Institutional strategies describe long-term developments in research, an institution’s focus on certain areas, its overall goal and how it aims to attain this goal. Candidates for support for institutional strategies should have at least one graduate school and one excellence cluster.
IEKE stresses that the initiative has made the higher education system more dynamic, with institutions demonstrating a will to improve international competitiveness.
In all, €4.6 billion (US$5.1 billion) was spent in the period under review. IEKE suggests that any continuation of the programme would have to be supported with at least the present level of funding, which is €500 million a year.
IEKE points to “impressive qualitative performance” regarding publications from excellence clusters, although it also stresses a marked difference in terms of quality between universities across Germany as a whole.
Regarding governance, it sees increased collective identity and understanding in many participating universities and notes that higher education legislation at state level has been influenced, resulting also in improvements in the institutional framework of the German system.
On the other hand, IEKE refers to the excellence clusters being prone to developing into separate entities within an institution. And it stresses that the initiative has had no impact on the situation of junior scientists, and that it may even have been counterproductive in this respect.
More postdoc positions have been created than permanent positions, implying that the decision for junior scientists to opt for a full academic career is merely postponed. Also, it has already been a criticism in the past that larger numbers of junior academics are not necessarily conducive to the core goals of the initiative since they are only starting with their research activities.
Nevertheless, if this funding line is cancelled, compensatory funding will have to be provided by the federal and the state governments to secure the supply of 'new blood' for higher education.
The commission’s overall recommendation for the initiative is that it should focus even more on its central goals of strengthening world-class research and improving international competitiveness.
In future, there should be only two funding lines. IEKE recommends that funding for the graduate schools be discontinued in the programme’s framework. Regarding excellence clusters, the design should provide more scope for smaller disciplines. Funding ought to be awarded purely on the basis of scientific excellence.
For the remaining funding line focusing on strategies for the future, IEKE recommends that additional funding be provided for management measures to encourage differentiation, but that this should be solely through past merit.

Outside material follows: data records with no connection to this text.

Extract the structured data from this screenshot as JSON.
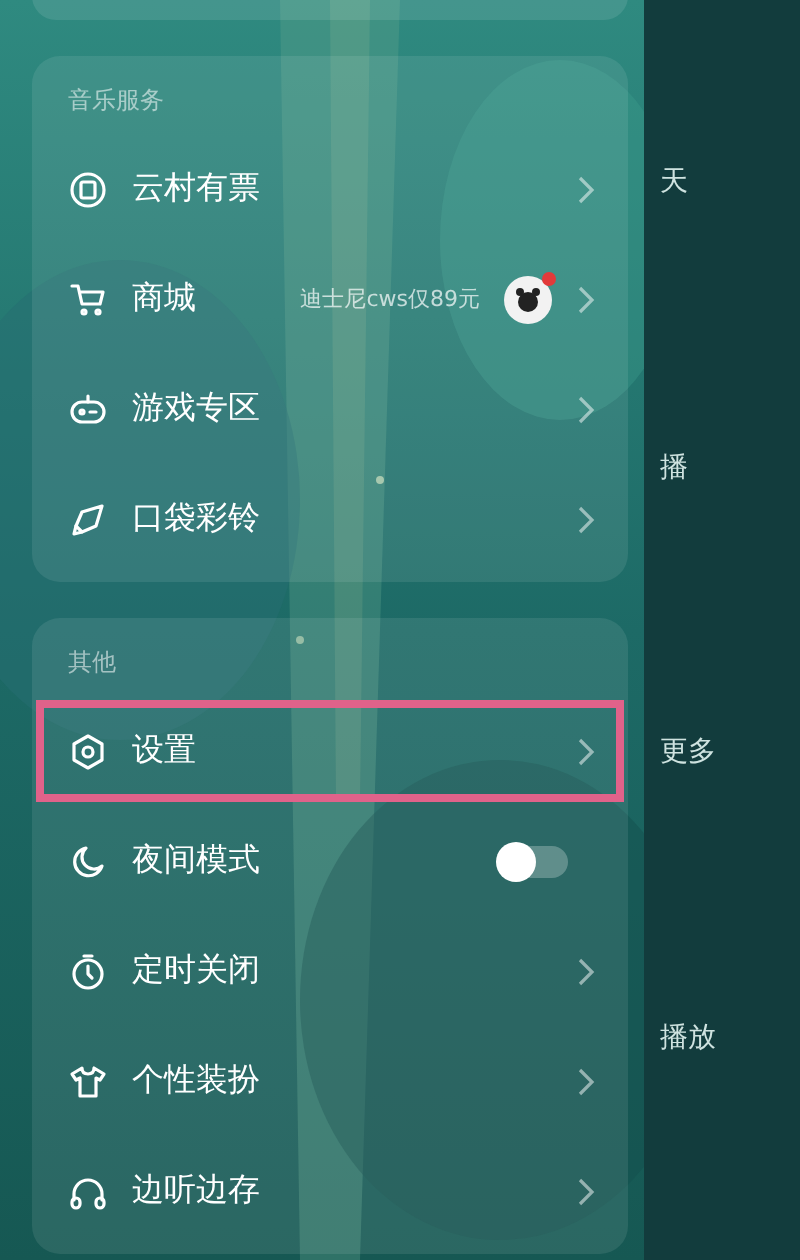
{
  "sections": [
    {
      "title": "音乐服务",
      "items": [
        {
          "kind": "link",
          "label": "云村有票"
        },
        {
          "kind": "promo",
          "label": "商城",
          "note": "迪士尼cws仅89元",
          "badge_dot": true
        },
        {
          "kind": "link",
          "label": "游戏专区"
        },
        {
          "kind": "link",
          "label": "口袋彩铃"
        }
      ]
    },
    {
      "title": "其他",
      "items": [
        {
          "kind": "link",
          "label": "设置",
          "highlighted": true
        },
        {
          "kind": "toggle",
          "label": "夜间模式",
          "on": false
        },
        {
          "kind": "link",
          "label": "定时关闭"
        },
        {
          "kind": "link",
          "label": "个性装扮"
        },
        {
          "kind": "link",
          "label": "边听边存"
        }
      ]
    }
  ],
  "background_page": {
    "texts": [
      "天",
      "播",
      "更多",
      "播放"
    ]
  }
}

In the system so far, universities elaborate concepts for the future, often amounting to declarations of intent on how they would reform research and teaching with the money provided. “This procedure only encourages a tendency towards pledges that are not fulfilled,” Imboden notes.
The ruling Christian Democrat/Christian Social/Social Democrat coalition has already announced that it intends to continue substantial funding of scientific excellence beyond 2017, when the present programme comes to an end. There has been mention of a further €5 billion for five years.
However, a decision on this is yet to be taken by Federal Chancellor Angela Merkel and the chief ministers of the federal states. While such funding levels correspond broadly with what IEKE suggests, it stresses that there ought to be an annual automatic increase in funding because rising costs would otherwise result in de facto smaller annual budgets.
“We can’t copy Princeton or Harvard,” says Horst Hippler, president of the German Rectors’ Conference, putting the sums involved into perspective. Hippler maintains that a single university could attain world-class level if the entire Excellence Initiative funding were spent on it for a period of two years – and if such funding levels were then maintained.
Michael Gardner Email: email@example.com